The problem – In the listing below, locate the lines that hold the string "watermark". Copy those lines.

BEGIN Records to use

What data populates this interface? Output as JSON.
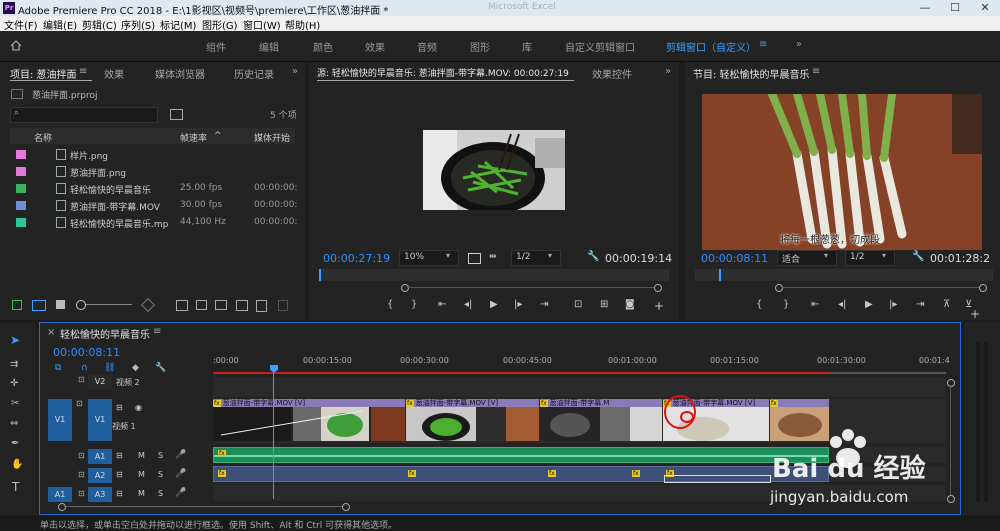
{
  "window": {
    "title": "Adobe Premiere Pro CC 2018 - E:\\1影视区\\视频号\\premiere\\工作区\\葱油拌面 *",
    "ghost_title": "Microsoft Excel",
    "app_icon": "Pr",
    "minimize": "—",
    "maximize": "☐",
    "close": "✕"
  },
  "menu": [
    "文件(F)",
    "编辑(E)",
    "剪辑(C)",
    "序列(S)",
    "标记(M)",
    "图形(G)",
    "窗口(W)",
    "帮助(H)"
  ],
  "workspaces": {
    "home_icon": "home-icon",
    "items": [
      "组件",
      "编辑",
      "颜色",
      "效果",
      "音频",
      "图形",
      "库",
      "自定义剪辑窗口",
      "剪辑窗口（自定义）"
    ],
    "active": "剪辑窗口（自定义）",
    "menu_glyph": "≡",
    "more": "»"
  },
  "project_panel": {
    "tabs": [
      "项目: 葱油拌面",
      "效果",
      "媒体浏览器",
      "历史记录"
    ],
    "tab_menu": "≡",
    "more": "»",
    "project_file": "葱油拌面.prproj",
    "search_placeholder": "",
    "item_count": "5 个项",
    "columns": {
      "name": "名称",
      "framerate": "帧速率",
      "sort": "^",
      "media_start": "媒体开始"
    },
    "items": [
      {
        "color": "#e07ad9",
        "name": "样片.png",
        "fps": "",
        "start": ""
      },
      {
        "color": "#e07ad9",
        "name": "葱油拌面.png",
        "fps": "",
        "start": ""
      },
      {
        "color": "#3bb35c",
        "name": "轻松愉快的早晨音乐",
        "fps": "25.00 fps",
        "start": "00:00:00:"
      },
      {
        "color": "#6f8fd4",
        "name": "葱油拌面-带字幕.MOV",
        "fps": "30.00 fps",
        "start": "00:00:00:"
      },
      {
        "color": "#2fc79a",
        "name": "轻松愉快的早晨音乐.mp",
        "fps": "44,100 Hz",
        "start": "00:00:00:"
      }
    ]
  },
  "source_monitor": {
    "tab": "源: 轻松愉快的早晨音乐: 葱油拌面-带字幕.MOV: 00:00:27:19",
    "tab2": "效果控件",
    "more": "»",
    "timecode": "00:00:27:19",
    "zoom": "10%",
    "resolution": "1/2",
    "duration": "00:00:19:14"
  },
  "program_monitor": {
    "tab": "节目: 轻松愉快的早晨音乐",
    "menu": "≡",
    "timecode": "00:00:08:11",
    "fit": "适合",
    "resolution": "1/2",
    "duration": "00:01:28:2",
    "subtitle": "将每一根葱葱，切成段"
  },
  "timeline": {
    "tab": "轻松愉快的早晨音乐",
    "close": "×",
    "menu": "≡",
    "timecode": "00:00:08:11",
    "ruler": [
      ":00:00",
      "00:00:15:00",
      "00:00:30:00",
      "00:00:45:00",
      "00:01:00:00",
      "00:01:15:00",
      "00:01:30:00",
      "00:01:4"
    ],
    "tracks_video": [
      {
        "target": "",
        "name": "V2",
        "label": "视频 2"
      },
      {
        "target": "V1",
        "name": "V1",
        "label": "视频 1"
      }
    ],
    "tracks_audio": [
      {
        "target": "",
        "name": "A1",
        "m": "M",
        "s": "S"
      },
      {
        "target": "",
        "name": "A2",
        "m": "M",
        "s": "S"
      },
      {
        "target": "A1",
        "name": "A3",
        "m": "M",
        "s": "S"
      }
    ],
    "clip_label": "葱油拌面-带字幕.MOV [V]",
    "clip_label_short": "葱油拌面-带字幕.M",
    "fx_tag": "fx"
  },
  "status_bar": "单击以选择，或单击空白处并拖动以进行框选。使用 Shift、Alt 和 Ctrl 可获得其他选项。",
  "watermark": {
    "logo": "Bai du 经验",
    "url": "jingyan.baidu.com"
  }
}
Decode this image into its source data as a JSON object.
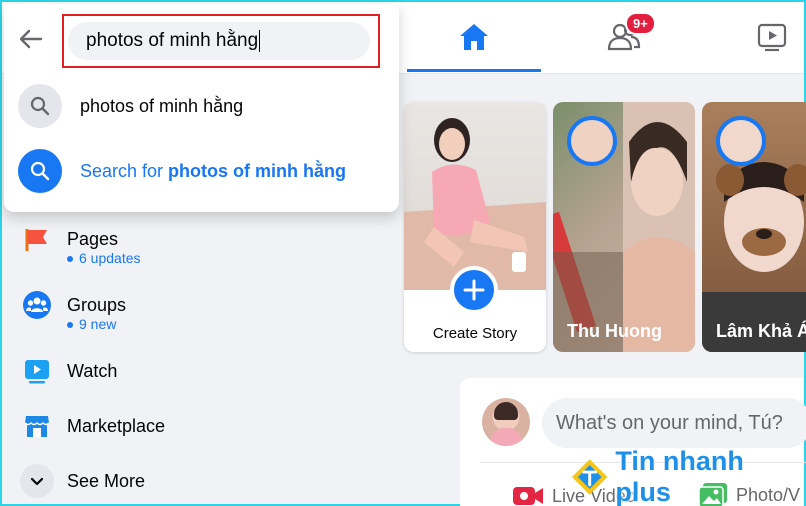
{
  "search": {
    "query": "photos of minh hằng",
    "suggestion": "photos of minh hằng",
    "search_for_prefix": "Search for ",
    "search_for_query": "photos of minh hằng"
  },
  "nav": {
    "friends_badge": "9+"
  },
  "sidebar": {
    "items": [
      {
        "label": "Pages",
        "sub": "6 updates",
        "icon": "pages-icon"
      },
      {
        "label": "Groups",
        "sub": "9 new",
        "icon": "groups-icon"
      },
      {
        "label": "Watch",
        "icon": "watch-icon"
      },
      {
        "label": "Marketplace",
        "icon": "marketplace-icon"
      },
      {
        "label": "See More",
        "icon": "chevron-down-icon"
      }
    ]
  },
  "stories": [
    {
      "name": "Create Story"
    },
    {
      "name": "Thu Huong"
    },
    {
      "name": "Lâm Khả Á"
    }
  ],
  "composer": {
    "placeholder": "What's on your mind, Tú?",
    "live_video": "Live Video",
    "photo_video": "Photo/V"
  },
  "watermark": "Tin nhanh plus",
  "colors": {
    "accent": "#1877f2",
    "badge": "#e41e3f",
    "highlight_border": "#e02020",
    "frame": "#2bd4e6"
  }
}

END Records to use

Task result –
  "watermark": {
  "watermark": "Tin nhanh plus",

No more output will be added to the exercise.